“Fall Color in Greenbrier, Great Smoky Mountains” by Robin Conover
Canon EOS 10D, EF 28–70 mm 2.8 L lens at 62 mm ISO 100, fl16 at 1 second, Bogen tripod
Back when we used film, the negative or the slide you exposed in the camera became the original. Once the film was processed in a darkroom, there was no changing it. You could make some corrections to the image during the printing process with color balance, contrast and some burning or dodging of areas that were either too light or dark. But you could not reprocess the original.
With the digital workflow I use, this is not the case. I shoot in RAW, which creates the original file that is a digital negative. A digital negative allows me to process that file in unlimited ways in either Bridge or Lightroom without affecting or destroying the original.

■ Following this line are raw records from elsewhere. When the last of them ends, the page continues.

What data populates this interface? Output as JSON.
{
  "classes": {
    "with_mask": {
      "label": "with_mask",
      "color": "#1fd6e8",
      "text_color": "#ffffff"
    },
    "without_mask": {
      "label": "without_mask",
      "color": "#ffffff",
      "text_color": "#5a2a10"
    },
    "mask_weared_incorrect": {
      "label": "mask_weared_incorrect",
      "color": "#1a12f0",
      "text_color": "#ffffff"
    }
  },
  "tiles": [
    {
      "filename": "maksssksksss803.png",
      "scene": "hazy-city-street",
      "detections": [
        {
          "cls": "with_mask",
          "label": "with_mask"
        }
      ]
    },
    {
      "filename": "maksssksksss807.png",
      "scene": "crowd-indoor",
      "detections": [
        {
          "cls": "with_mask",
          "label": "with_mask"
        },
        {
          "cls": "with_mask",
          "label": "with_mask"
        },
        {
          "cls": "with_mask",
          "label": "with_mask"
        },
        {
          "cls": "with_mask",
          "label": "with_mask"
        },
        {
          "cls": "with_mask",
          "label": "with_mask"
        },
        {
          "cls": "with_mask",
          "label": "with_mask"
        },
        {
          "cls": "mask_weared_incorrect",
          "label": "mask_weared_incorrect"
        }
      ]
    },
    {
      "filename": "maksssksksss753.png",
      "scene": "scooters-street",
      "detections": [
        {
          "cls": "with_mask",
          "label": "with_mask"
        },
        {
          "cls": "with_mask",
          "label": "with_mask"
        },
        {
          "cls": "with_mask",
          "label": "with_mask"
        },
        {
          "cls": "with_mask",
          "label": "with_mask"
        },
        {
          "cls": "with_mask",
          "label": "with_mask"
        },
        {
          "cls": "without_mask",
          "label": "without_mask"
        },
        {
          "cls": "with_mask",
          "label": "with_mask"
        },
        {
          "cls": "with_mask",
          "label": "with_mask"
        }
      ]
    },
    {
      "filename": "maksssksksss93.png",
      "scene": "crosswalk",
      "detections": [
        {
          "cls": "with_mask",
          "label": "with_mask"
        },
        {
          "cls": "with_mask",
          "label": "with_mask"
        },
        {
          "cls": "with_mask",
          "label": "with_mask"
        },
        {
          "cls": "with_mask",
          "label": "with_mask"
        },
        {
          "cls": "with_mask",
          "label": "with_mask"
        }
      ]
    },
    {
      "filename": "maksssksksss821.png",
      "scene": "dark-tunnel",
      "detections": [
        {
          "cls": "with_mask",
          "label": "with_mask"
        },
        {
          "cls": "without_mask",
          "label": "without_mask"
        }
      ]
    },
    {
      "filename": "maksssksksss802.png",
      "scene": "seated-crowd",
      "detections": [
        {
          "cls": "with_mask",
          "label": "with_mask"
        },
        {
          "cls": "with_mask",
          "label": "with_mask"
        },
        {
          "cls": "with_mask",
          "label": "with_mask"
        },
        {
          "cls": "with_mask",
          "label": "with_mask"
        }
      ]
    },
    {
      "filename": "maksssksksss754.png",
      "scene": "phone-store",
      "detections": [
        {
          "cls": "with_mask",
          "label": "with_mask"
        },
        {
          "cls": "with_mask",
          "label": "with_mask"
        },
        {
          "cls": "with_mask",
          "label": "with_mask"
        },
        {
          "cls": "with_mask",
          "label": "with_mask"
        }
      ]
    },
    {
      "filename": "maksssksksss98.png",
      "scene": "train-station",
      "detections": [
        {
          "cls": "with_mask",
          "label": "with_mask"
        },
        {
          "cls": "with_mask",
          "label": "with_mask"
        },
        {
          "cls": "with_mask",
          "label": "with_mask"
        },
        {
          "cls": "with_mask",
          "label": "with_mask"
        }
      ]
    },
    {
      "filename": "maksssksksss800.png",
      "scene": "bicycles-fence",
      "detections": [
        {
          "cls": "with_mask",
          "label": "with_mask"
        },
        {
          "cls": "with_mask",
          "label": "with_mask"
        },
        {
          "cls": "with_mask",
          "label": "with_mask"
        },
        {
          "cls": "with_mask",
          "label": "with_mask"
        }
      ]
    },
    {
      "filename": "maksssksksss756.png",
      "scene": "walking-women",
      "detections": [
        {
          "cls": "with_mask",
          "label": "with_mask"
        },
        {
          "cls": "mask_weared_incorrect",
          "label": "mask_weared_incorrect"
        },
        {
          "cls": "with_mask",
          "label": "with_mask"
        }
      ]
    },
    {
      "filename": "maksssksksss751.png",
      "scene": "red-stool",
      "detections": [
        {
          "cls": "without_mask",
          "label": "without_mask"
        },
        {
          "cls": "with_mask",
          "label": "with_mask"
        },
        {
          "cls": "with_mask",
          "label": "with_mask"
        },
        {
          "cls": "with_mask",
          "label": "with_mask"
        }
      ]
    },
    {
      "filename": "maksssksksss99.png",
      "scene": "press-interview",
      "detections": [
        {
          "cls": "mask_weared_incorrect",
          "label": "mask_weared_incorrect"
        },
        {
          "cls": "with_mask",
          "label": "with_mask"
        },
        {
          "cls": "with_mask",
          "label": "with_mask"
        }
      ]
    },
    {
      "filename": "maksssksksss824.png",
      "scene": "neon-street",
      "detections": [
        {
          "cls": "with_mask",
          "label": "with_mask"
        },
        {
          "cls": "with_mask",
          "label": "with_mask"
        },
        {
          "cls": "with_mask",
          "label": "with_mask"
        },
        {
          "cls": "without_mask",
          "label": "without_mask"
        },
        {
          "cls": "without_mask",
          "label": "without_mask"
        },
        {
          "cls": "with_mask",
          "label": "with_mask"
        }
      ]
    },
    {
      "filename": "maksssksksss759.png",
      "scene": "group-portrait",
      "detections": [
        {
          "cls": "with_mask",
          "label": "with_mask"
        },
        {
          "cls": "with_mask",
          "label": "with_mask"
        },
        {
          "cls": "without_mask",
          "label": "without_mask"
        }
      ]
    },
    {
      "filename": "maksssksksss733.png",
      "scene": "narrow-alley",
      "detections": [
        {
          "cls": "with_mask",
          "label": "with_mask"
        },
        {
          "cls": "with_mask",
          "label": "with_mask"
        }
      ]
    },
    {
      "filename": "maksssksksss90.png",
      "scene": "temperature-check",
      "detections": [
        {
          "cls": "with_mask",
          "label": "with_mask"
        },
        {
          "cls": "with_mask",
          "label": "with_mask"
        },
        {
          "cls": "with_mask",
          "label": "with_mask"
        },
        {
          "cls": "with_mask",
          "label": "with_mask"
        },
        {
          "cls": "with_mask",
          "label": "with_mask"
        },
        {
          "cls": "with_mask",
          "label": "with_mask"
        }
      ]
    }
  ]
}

Each update of the Adobe Creative Cloud comes with better and better processing tools. Major advancements have been made since the original versions. In the most recent Adobe CC Suite update, a new slider called “texture” caught my attention. This prompted me to reprocess some of my older images just to see the difference in how the 16-year-old original version of Photoshop processed an image versus today’s Adobe Photoshop CC 2019.
The difference is amazing. This 2003 image is one of the first I ever captured using a professional DSLR. It was just after a light rain on an overcast morning when I ventured down the gravel road in the Greenbrier area of the Great Smoky Mountains National Park.
The air was still and cool. The stillness allowed for a long exposure to get the depth of field sharp from the foreground to the background. The rain had dampened everything, adding the appearance of more texture and saturation.
Reprocessing appears to have rendered much greater detail and sharpness than the previous version. It also has better color range with many subtle shades of red and yellows rendered.
This experiment makes me want to reprocess everything I’ve ever done. Clearly, that isn’t a realistic goal, but it’s certainly worth revisiting a few of my favorite “vintage” images.
What is old can become new again!